Top of Data to use
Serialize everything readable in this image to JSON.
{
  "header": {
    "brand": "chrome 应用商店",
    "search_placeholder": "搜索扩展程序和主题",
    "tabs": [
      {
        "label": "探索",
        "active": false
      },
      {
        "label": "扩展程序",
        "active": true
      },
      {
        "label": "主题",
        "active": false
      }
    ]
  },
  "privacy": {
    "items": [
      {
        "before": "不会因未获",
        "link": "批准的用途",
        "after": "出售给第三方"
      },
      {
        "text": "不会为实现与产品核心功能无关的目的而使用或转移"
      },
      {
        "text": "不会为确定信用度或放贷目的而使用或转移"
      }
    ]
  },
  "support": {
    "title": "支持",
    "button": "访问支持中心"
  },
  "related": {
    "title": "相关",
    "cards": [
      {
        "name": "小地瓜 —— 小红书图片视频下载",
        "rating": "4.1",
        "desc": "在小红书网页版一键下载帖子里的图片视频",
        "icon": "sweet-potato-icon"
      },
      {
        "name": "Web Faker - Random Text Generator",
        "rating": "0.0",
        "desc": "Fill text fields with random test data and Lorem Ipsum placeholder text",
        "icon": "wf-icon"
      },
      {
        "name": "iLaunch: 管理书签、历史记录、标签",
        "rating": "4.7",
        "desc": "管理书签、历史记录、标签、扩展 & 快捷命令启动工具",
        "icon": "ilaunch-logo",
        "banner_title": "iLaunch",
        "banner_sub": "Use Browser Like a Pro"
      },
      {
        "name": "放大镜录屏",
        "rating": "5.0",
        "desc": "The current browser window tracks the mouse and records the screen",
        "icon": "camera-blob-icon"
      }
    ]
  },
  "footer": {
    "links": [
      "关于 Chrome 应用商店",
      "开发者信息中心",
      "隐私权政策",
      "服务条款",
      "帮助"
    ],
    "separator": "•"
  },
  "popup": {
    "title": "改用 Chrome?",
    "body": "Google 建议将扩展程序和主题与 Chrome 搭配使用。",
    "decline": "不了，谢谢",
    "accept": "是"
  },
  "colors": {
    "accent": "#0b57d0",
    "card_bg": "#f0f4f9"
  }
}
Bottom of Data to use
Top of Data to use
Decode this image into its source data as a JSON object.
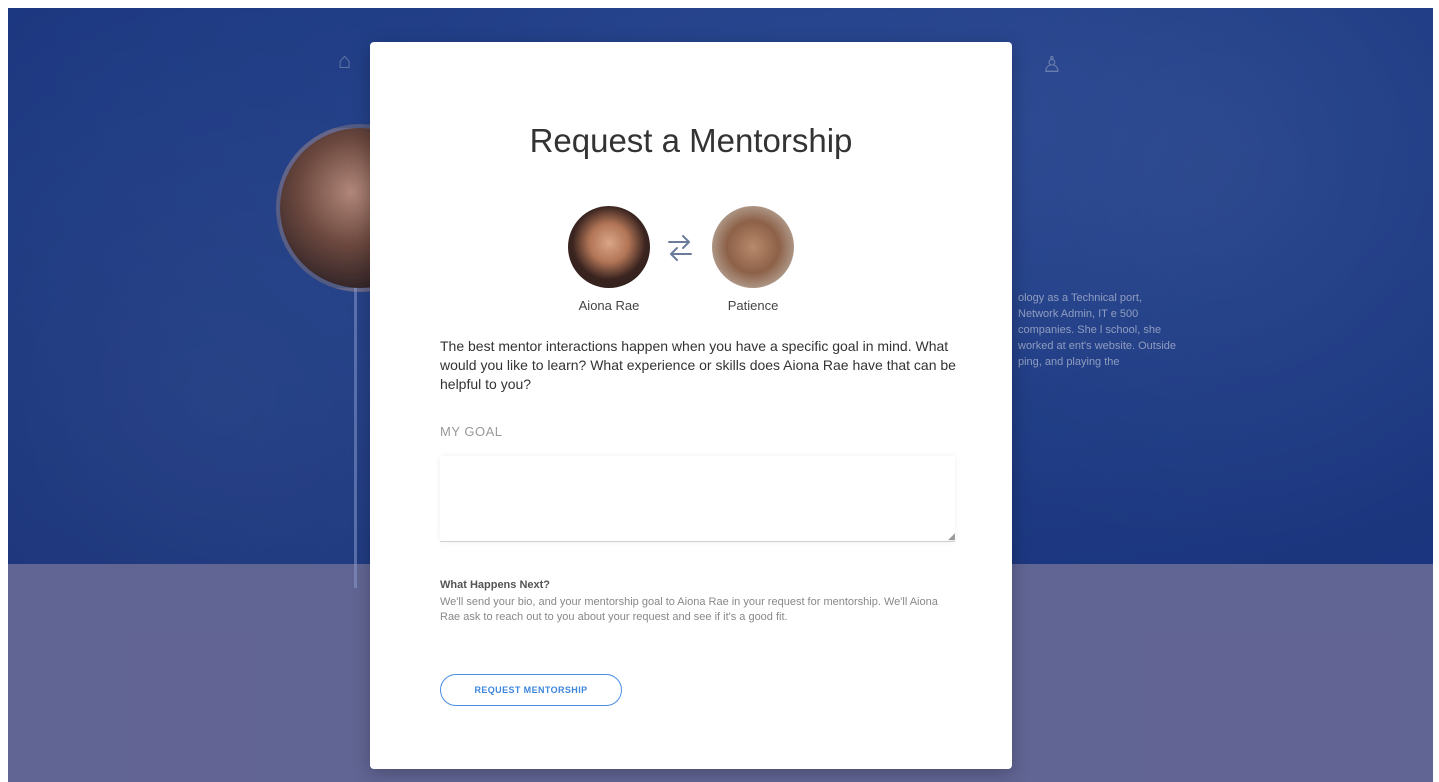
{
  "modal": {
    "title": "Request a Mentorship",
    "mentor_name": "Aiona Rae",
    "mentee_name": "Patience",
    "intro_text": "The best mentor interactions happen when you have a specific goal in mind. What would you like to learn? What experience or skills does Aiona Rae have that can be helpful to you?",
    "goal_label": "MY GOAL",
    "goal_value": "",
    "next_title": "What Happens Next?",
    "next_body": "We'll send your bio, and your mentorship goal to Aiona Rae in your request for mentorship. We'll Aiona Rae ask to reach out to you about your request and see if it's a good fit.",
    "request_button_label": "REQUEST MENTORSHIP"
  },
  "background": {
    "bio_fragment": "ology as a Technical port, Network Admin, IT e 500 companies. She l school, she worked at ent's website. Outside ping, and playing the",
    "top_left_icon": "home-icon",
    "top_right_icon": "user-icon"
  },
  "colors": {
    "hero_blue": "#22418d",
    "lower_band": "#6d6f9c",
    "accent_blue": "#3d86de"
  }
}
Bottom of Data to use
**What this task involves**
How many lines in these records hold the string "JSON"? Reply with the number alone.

**Response to this task**
2